“Two aspects of our human expression are directly represented and expressed by the two works on the recording,” Denburg told the Independent. “My work is an expression of devotion to the ‘messiah idea,’ a time of peace and of goodwill, whereas the Samandari work takes as its starting point the yearning of the lover. However, both works cross over into the other’s realm: the messianic time yearned for in Ani Ma-amin will ultimately be crowned by the embrace of lovers; and the beloved who is yearned for in Asheghaneh is readily understood as the divine presence. This is the connection: the realms of the mystic and the lover come together.
“Musically speaking, Farshid and I draw upon different musical experiences – in my view, he is concerned with transformations of his experience with Persian musical ideas and modes, whereas I am coming from a Jewish modal perspective. I am also informed by my experiences in India, and this can be heard in the third movement, with the kind of melismatic singing which emulates Indian vocal technique. I would say that what unifies us is the use of modes in our works, and thus a certain melodic lyricism. To my mind, Farshid also draws upon the spirit of chanting in the Iranian Bahá’í tradition. So really, two strong sacred traditions are represented here.”
Since its founding in 2001 as a society, VICO has commissioned and performed almost 100 pieces (small- and large-scale), said Denburg, noting that there are several ways a piece gets commissioned. One way is to apply to the Canada Council “to raise funds to commission a significant new work from a particular composer.”
As well, he said, VICO holds workshops for established composers wanting to learn about writing for non-Western instruments and workshops and classes for young student composers. The established composers will create pieces using “smaller forces, perhaps one non-Western instrument with a string quartet,” while the students “are encouraged to write for small combinations of instruments, and have their pieces premièred as part of a recital; such was the case recently at our inaugural Summer Academy (June 26-July 1),” said Denburg. “Finally, directors of the VICO, in collaboration with interested composers, decide to commission a new work directly.
“The decision to commission a particular composer, in a particular style, is made once the main theme of a concert or a festival project is established. For example, we recently held a festival called Hands On (June 6-11), a series of concerts featuring percussion and drums from all over the world. It included many melodic instruments as well, and composers were sought out to write for the combinations of instruments at our disposal. When we include both large and small commissions, our recent festival, Hands On, and the Summer Academy brought about the creation of 12 to 15 new works.”

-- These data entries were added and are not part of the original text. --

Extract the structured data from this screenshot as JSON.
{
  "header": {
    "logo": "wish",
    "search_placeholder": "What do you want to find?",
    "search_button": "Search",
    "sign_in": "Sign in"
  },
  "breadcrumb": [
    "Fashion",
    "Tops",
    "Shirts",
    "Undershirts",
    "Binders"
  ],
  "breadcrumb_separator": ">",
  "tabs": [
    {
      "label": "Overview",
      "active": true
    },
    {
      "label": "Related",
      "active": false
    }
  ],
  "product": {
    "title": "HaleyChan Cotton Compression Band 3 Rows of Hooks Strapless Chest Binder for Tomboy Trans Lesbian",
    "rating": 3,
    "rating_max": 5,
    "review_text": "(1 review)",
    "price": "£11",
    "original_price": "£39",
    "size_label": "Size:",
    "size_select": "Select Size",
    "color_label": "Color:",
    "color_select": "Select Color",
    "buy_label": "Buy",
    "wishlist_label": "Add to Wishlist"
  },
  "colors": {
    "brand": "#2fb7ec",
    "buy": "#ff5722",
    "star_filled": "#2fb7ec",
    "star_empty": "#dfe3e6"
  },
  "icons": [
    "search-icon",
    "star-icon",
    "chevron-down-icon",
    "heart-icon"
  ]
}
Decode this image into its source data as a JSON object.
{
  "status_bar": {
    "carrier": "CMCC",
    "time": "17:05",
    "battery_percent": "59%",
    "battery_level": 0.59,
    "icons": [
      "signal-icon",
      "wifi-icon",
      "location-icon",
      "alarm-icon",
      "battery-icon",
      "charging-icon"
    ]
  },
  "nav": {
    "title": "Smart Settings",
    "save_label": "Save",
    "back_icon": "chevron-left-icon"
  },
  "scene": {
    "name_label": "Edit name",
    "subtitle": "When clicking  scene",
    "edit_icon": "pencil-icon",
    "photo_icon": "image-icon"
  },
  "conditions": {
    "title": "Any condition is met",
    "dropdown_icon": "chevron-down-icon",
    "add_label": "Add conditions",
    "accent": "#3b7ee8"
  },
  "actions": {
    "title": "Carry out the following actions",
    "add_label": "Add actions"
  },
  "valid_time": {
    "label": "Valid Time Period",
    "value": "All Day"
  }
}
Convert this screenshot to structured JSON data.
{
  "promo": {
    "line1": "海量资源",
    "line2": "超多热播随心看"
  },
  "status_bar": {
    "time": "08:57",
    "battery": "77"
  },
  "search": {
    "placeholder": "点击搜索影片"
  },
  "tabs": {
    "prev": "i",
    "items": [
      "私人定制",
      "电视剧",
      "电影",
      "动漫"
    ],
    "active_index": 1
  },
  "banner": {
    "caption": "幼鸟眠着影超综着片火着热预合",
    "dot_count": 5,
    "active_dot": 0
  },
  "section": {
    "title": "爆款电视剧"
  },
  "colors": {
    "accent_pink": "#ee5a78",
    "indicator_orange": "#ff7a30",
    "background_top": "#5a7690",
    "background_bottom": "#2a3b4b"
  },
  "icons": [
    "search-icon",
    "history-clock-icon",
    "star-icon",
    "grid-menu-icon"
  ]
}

Mystics & Lovers is available for purchase on the VICO website (vi-co.org), at iTunes and at other digital music stores.